:: EXERCISE REQUIREMENTS ::
All of the entries below are to be repeated word for word.

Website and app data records

::::

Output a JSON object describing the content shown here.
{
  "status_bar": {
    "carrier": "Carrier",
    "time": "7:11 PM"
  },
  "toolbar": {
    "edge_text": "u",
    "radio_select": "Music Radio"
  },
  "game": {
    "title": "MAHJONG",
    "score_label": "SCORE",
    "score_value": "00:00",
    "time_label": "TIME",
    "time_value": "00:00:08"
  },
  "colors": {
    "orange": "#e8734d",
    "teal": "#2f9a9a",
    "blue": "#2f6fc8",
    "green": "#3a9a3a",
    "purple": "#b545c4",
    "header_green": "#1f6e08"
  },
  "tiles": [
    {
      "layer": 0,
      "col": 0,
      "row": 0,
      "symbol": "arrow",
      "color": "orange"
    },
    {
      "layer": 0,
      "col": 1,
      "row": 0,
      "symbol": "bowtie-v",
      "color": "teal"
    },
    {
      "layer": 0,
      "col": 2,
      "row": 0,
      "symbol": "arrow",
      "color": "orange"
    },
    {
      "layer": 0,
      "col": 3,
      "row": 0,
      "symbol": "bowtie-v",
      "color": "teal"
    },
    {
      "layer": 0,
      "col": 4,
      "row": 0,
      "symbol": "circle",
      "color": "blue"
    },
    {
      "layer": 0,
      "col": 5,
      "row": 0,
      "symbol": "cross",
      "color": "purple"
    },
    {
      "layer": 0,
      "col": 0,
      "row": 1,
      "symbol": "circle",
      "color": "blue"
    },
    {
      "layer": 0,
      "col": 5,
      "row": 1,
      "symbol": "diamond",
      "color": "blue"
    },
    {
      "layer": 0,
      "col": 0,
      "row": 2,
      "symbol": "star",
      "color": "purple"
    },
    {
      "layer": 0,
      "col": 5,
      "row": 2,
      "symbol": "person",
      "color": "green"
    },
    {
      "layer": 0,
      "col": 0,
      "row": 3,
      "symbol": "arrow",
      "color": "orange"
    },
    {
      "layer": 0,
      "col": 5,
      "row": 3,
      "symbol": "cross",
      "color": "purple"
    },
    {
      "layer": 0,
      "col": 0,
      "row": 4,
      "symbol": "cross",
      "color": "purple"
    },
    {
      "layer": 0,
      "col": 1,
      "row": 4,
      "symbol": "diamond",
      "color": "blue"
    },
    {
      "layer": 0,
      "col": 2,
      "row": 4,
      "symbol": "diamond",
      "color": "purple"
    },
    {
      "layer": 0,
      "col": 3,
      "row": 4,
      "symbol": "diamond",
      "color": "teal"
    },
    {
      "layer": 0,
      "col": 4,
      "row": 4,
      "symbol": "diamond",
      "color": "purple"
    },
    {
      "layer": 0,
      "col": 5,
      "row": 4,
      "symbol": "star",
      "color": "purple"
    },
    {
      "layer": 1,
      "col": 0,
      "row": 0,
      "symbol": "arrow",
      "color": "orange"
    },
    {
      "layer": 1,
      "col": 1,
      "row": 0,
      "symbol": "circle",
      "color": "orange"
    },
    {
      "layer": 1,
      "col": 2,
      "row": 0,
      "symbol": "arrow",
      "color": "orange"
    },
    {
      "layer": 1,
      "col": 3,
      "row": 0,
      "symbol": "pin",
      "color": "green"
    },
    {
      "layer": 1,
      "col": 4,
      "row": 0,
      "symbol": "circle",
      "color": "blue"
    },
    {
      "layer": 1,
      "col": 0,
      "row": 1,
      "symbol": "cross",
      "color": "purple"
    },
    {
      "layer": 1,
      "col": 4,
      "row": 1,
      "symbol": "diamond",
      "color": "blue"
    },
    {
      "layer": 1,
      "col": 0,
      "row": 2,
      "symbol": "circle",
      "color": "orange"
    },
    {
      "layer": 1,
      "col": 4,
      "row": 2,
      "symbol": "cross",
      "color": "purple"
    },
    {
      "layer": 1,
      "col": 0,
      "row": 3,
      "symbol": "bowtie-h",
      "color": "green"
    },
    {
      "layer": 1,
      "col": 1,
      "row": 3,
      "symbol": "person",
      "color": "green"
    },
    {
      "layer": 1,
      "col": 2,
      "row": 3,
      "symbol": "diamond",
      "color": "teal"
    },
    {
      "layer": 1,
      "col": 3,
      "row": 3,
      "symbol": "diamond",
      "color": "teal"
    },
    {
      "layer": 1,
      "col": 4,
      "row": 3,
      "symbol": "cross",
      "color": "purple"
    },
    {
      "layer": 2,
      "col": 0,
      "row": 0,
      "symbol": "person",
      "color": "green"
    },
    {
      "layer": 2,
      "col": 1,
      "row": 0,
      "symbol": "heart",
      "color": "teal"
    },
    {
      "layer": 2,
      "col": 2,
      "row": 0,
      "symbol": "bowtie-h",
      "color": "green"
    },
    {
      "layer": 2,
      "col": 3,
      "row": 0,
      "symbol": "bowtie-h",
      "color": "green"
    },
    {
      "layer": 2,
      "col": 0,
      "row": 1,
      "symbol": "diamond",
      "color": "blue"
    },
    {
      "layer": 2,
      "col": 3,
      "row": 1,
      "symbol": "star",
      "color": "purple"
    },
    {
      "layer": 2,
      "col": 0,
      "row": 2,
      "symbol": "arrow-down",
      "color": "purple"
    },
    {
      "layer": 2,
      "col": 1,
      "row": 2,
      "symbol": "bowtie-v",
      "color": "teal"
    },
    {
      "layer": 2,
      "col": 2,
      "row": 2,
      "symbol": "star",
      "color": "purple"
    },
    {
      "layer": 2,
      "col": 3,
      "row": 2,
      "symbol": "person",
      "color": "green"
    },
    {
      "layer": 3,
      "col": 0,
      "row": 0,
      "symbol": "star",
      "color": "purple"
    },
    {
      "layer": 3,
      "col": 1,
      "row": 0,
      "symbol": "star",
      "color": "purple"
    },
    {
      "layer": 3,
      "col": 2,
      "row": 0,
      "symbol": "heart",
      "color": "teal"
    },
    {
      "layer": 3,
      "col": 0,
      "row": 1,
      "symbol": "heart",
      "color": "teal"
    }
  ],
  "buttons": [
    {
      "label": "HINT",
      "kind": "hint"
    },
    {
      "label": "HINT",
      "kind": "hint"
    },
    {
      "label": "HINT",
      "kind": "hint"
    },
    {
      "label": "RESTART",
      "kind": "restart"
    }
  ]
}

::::

:: REPLY ::
Output a JSON object describing the content shown here.
{
  "status_bar": {
    "carrier": "Carrier",
    "time": "7:11 PM"
  },
  "toolbar": {
    "edge_text": "u",
    "radio_select": "Music Radio"
  },
  "game": {
    "title": "MAHJONG",
    "score_label": "SCORE",
    "score_value": "00:00",
    "time_label": "TIME",
    "time_value": "00:00:08"
  },
  "colors": {
    "orange": "#e8734d",
    "teal": "#2f9a9a",
    "blue": "#2f6fc8",
    "green": "#3a9a3a",
    "purple": "#b545c4",
    "header_green": "#1f6e08"
  },
  "tiles": [
    {
      "layer": 0,
      "col": 0,
      "row": 0,
      "symbol": "arrow",
      "color": "orange"
    },
    {
      "layer": 0,
      "col": 1,
      "row": 0,
      "symbol": "bowtie-v",
      "color": "teal"
    },
    {
      "layer": 0,
      "col": 2,
      "row": 0,
      "symbol": "arrow",
      "color": "orange"
    },
    {
      "layer": 0,
      "col": 3,
      "row": 0,
      "symbol": "bowtie-v",
      "color": "teal"
    },
    {
      "layer": 0,
      "col": 4,
      "row": 0,
      "symbol": "circle",
      "color": "blue"
    },
    {
      "layer": 0,
      "col": 5,
      "row": 0,
      "symbol": "cross",
      "color": "purple"
    },
    {
      "layer": 0,
      "col": 0,
      "row": 1,
      "symbol": "circle",
      "color": "blue"
    },
    {
      "layer": 0,
      "col": 5,
      "row": 1,
      "symbol": "diamond",
      "color": "blue"
    },
    {
      "layer": 0,
      "col": 0,
      "row": 2,
      "symbol": "star",
      "color": "purple"
    },
    {
      "layer": 0,
      "col": 5,
      "row": 2,
      "symbol": "person",
      "color": "green"
    },
    {
      "layer": 0,
      "col": 0,
      "row": 3,
      "symbol": "arrow",
      "color": "orange"
    },
    {
      "layer": 0,
      "col": 5,
      "row": 3,
      "symbol": "cross",
      "color": "purple"
    },
    {
      "layer": 0,
      "col": 0,
      "row": 4,
      "symbol": "cross",
      "color": "purple"
    },
    {
      "layer": 0,
      "col": 1,
      "row": 4,
      "symbol": "diamond",
      "color": "blue"
    },
    {
      "layer": 0,
      "col": 2,
      "row": 4,
      "symbol": "diamond",
      "color": "purple"
    },
    {
      "layer": 0,
      "col": 3,
      "row": 4,
      "symbol": "diamond",
      "color": "teal"
    },
    {
      "layer": 0,
      "col": 4,
      "row": 4,
      "symbol": "diamond",
      "color": "purple"
    },
    {
      "layer": 0,
      "col": 5,
      "row": 4,
      "symbol": "star",
      "color": "purple"
    },
    {
      "layer": 1,
      "col": 0,
      "row": 0,
      "symbol": "arrow",
      "color": "orange"
    },
    {
      "layer": 1,
      "col": 1,
      "row": 0,
      "symbol": "circle",
      "color": "orange"
    },
    {
      "layer": 1,
      "col": 2,
      "row": 0,
      "symbol": "arrow",
      "color": "orange"
    },
    {
      "layer": 1,
      "col": 3,
      "row": 0,
      "symbol": "pin",
      "color": "green"
    },
    {
      "layer": 1,
      "col": 4,
      "row": 0,
      "symbol": "circle",
      "color": "blue"
    },
    {
      "layer": 1,
      "col": 0,
      "row": 1,
      "symbol": "cross",
      "color": "purple"
    },
    {
      "layer": 1,
      "col": 4,
      "row": 1,
      "symbol": "diamond",
      "color": "blue"
    },
    {
      "layer": 1,
      "col": 0,
      "row": 2,
      "symbol": "circle",
      "color": "orange"
    },
    {
      "layer": 1,
      "col": 4,
      "row": 2,
      "symbol": "cross",
      "color": "purple"
    },
    {
      "layer": 1,
      "col": 0,
      "row": 3,
      "symbol": "bowtie-h",
      "color": "green"
    },
    {
      "layer": 1,
      "col": 1,
      "row": 3,
      "symbol": "person",
      "color": "green"
    },
    {
      "layer": 1,
      "col": 2,
      "row": 3,
      "symbol": "diamond",
      "color": "teal"
    },
    {
      "layer": 1,
      "col": 3,
      "row": 3,
      "symbol": "diamond",
      "color": "teal"
    },
    {
      "layer": 1,
      "col": 4,
      "row": 3,
      "symbol": "cross",
      "color": "purple"
    },
    {
      "layer": 2,
      "col": 0,
      "row": 0,
      "symbol": "person",
      "color": "green"
    },
    {
      "layer": 2,
      "col": 1,
      "row": 0,
      "symbol": "heart",
      "color": "teal"
    },
    {
      "layer": 2,
      "col": 2,
      "row": 0,
      "symbol": "bowtie-h",
      "color": "green"
    },
    {
      "layer": 2,
      "col": 3,
      "row": 0,
      "symbol": "bowtie-h",
      "color": "green"
    },
    {
      "layer": 2,
      "col": 0,
      "row": 1,
      "symbol": "diamond",
      "color": "blue"
    },
    {
      "layer": 2,
      "col": 3,
      "row": 1,
      "symbol": "star",
      "color": "purple"
    },
    {
      "layer": 2,
      "col": 0,
      "row": 2,
      "symbol": "arrow-down",
      "color": "purple"
    },
    {
      "layer": 2,
      "col": 1,
      "row": 2,
      "symbol": "bowtie-v",
      "color": "teal"
    },
    {
      "layer": 2,
      "col": 2,
      "row": 2,
      "symbol": "star",
      "color": "purple"
    },
    {
      "layer": 2,
      "col": 3,
      "row": 2,
      "symbol": "person",
      "color": "green"
    },
    {
      "layer": 3,
      "col": 0,
      "row": 0,
      "symbol": "star",
      "color": "purple"
    },
    {
      "layer": 3,
      "col": 1,
      "row": 0,
      "symbol": "star",
      "color": "purple"
    },
    {
      "layer": 3,
      "col": 2,
      "row": 0,
      "symbol": "heart",
      "color": "teal"
    },
    {
      "layer": 3,
      "col": 0,
      "row": 1,
      "symbol": "heart",
      "color": "teal"
    }
  ],
  "buttons": [
    {
      "label": "HINT",
      "kind": "hint"
    },
    {
      "label": "HINT",
      "kind": "hint"
    },
    {
      "label": "HINT",
      "kind": "hint"
    },
    {
      "label": "RESTART",
      "kind": "restart"
    }
  ]
}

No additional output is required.